[[ Record set open ]]

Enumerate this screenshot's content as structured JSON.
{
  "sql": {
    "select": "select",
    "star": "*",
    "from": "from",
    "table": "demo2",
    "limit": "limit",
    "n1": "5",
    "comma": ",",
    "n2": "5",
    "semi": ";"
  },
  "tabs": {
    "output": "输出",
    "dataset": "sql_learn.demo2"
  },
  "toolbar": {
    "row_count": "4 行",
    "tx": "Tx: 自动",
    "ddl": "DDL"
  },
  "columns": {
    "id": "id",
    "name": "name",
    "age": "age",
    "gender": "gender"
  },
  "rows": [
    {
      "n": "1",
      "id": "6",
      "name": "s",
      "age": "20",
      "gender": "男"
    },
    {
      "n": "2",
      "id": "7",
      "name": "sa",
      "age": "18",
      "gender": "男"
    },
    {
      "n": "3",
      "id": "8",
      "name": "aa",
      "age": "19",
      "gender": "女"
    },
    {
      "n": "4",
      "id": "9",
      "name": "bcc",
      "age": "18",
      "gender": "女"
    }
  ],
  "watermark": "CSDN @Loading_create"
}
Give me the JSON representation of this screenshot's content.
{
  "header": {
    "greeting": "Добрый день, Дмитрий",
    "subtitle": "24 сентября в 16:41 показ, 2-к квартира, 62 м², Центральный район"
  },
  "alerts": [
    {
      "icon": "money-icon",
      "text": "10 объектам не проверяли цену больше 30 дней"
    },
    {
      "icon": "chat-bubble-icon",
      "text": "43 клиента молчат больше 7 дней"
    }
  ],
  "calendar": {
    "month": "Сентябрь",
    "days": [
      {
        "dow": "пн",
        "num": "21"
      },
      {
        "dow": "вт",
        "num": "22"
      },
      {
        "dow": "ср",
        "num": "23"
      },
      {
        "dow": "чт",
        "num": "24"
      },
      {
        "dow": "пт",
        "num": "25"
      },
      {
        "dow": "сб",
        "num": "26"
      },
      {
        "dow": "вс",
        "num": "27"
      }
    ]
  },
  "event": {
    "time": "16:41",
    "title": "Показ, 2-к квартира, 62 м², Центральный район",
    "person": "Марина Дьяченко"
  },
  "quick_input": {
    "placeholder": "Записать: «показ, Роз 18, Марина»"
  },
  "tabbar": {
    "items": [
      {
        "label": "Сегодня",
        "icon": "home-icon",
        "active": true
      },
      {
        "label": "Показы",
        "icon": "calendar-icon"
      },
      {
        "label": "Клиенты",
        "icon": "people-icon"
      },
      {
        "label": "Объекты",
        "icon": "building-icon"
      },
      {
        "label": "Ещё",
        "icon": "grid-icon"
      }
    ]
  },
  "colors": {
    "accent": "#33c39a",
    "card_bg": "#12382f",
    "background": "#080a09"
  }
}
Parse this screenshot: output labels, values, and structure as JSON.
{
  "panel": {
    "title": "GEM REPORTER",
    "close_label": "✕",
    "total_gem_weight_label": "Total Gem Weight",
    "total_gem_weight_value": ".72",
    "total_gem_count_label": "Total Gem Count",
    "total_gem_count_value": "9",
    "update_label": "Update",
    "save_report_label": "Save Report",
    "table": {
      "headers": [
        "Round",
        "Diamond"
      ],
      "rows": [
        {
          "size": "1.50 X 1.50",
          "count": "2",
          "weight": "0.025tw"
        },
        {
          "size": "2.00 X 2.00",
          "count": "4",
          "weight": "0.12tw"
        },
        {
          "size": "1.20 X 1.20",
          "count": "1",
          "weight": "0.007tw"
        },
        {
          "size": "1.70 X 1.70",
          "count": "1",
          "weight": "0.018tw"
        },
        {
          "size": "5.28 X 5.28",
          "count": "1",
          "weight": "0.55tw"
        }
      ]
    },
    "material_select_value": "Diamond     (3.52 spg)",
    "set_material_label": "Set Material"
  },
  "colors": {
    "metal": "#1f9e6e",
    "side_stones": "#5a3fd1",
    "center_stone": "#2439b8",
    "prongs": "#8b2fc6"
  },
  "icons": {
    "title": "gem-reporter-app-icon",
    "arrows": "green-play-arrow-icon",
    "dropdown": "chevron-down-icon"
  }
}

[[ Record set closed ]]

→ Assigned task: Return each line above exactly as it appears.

→ Solution to this task:
Enumerate this screenshot's content as structured JSON.
{
  "sql": {
    "select": "select",
    "star": "*",
    "from": "from",
    "table": "demo2",
    "limit": "limit",
    "n1": "5",
    "comma": ",",
    "n2": "5",
    "semi": ";"
  },
  "tabs": {
    "output": "输出",
    "dataset": "sql_learn.demo2"
  },
  "toolbar": {
    "row_count": "4 行",
    "tx": "Tx: 自动",
    "ddl": "DDL"
  },
  "columns": {
    "id": "id",
    "name": "name",
    "age": "age",
    "gender": "gender"
  },
  "rows": [
    {
      "n": "1",
      "id": "6",
      "name": "s",
      "age": "20",
      "gender": "男"
    },
    {
      "n": "2",
      "id": "7",
      "name": "sa",
      "age": "18",
      "gender": "男"
    },
    {
      "n": "3",
      "id": "8",
      "name": "aa",
      "age": "19",
      "gender": "女"
    },
    {
      "n": "4",
      "id": "9",
      "name": "bcc",
      "age": "18",
      "gender": "女"
    }
  ],
  "watermark": "CSDN @Loading_create"
}
Give me the JSON representation of this screenshot's content.
{
  "header": {
    "greeting": "Добрый день, Дмитрий",
    "subtitle": "24 сентября в 16:41 показ, 2-к квартира, 62 м², Центральный район"
  },
  "alerts": [
    {
      "icon": "money-icon",
      "text": "10 объектам не проверяли цену больше 30 дней"
    },
    {
      "icon": "chat-bubble-icon",
      "text": "43 клиента молчат больше 7 дней"
    }
  ],
  "calendar": {
    "month": "Сентябрь",
    "days": [
      {
        "dow": "пн",
        "num": "21"
      },
      {
        "dow": "вт",
        "num": "22"
      },
      {
        "dow": "ср",
        "num": "23"
      },
      {
        "dow": "чт",
        "num": "24"
      },
      {
        "dow": "пт",
        "num": "25"
      },
      {
        "dow": "сб",
        "num": "26"
      },
      {
        "dow": "вс",
        "num": "27"
      }
    ]
  },
  "event": {
    "time": "16:41",
    "title": "Показ, 2-к квартира, 62 м², Центральный район",
    "person": "Марина Дьяченко"
  },
  "quick_input": {
    "placeholder": "Записать: «показ, Роз 18, Марина»"
  },
  "tabbar": {
    "items": [
      {
        "label": "Сегодня",
        "icon": "home-icon",
        "active": true
      },
      {
        "label": "Показы",
        "icon": "calendar-icon"
      },
      {
        "label": "Клиенты",
        "icon": "people-icon"
      },
      {
        "label": "Объекты",
        "icon": "building-icon"
      },
      {
        "label": "Ещё",
        "icon": "grid-icon"
      }
    ]
  },
  "colors": {
    "accent": "#33c39a",
    "card_bg": "#12382f",
    "background": "#080a09"
  }
}
Parse this screenshot: output labels, values, and structure as JSON.
{
  "panel": {
    "title": "GEM REPORTER",
    "close_label": "✕",
    "total_gem_weight_label": "Total Gem Weight",
    "total_gem_weight_value": ".72",
    "total_gem_count_label": "Total Gem Count",
    "total_gem_count_value": "9",
    "update_label": "Update",
    "save_report_label": "Save Report",
    "table": {
      "headers": [
        "Round",
        "Diamond"
      ],
      "rows": [
        {
          "size": "1.50 X 1.50",
          "count": "2",
          "weight": "0.025tw"
        },
        {
          "size": "2.00 X 2.00",
          "count": "4",
          "weight": "0.12tw"
        },
        {
          "size": "1.20 X 1.20",
          "count": "1",
          "weight": "0.007tw"
        },
        {
          "size": "1.70 X 1.70",
          "count": "1",
          "weight": "0.018tw"
        },
        {
          "size": "5.28 X 5.28",
          "count": "1",
          "weight": "0.55tw"
        }
      ]
    },
    "material_select_value": "Diamond     (3.52 spg)",
    "set_material_label": "Set Material"
  },
  "colors": {
    "metal": "#1f9e6e",
    "side_stones": "#5a3fd1",
    "center_stone": "#2439b8",
    "prongs": "#8b2fc6"
  },
  "icons": {
    "title": "gem-reporter-app-icon",
    "arrows": "green-play-arrow-icon",
    "dropdown": "chevron-down-icon"
  }
}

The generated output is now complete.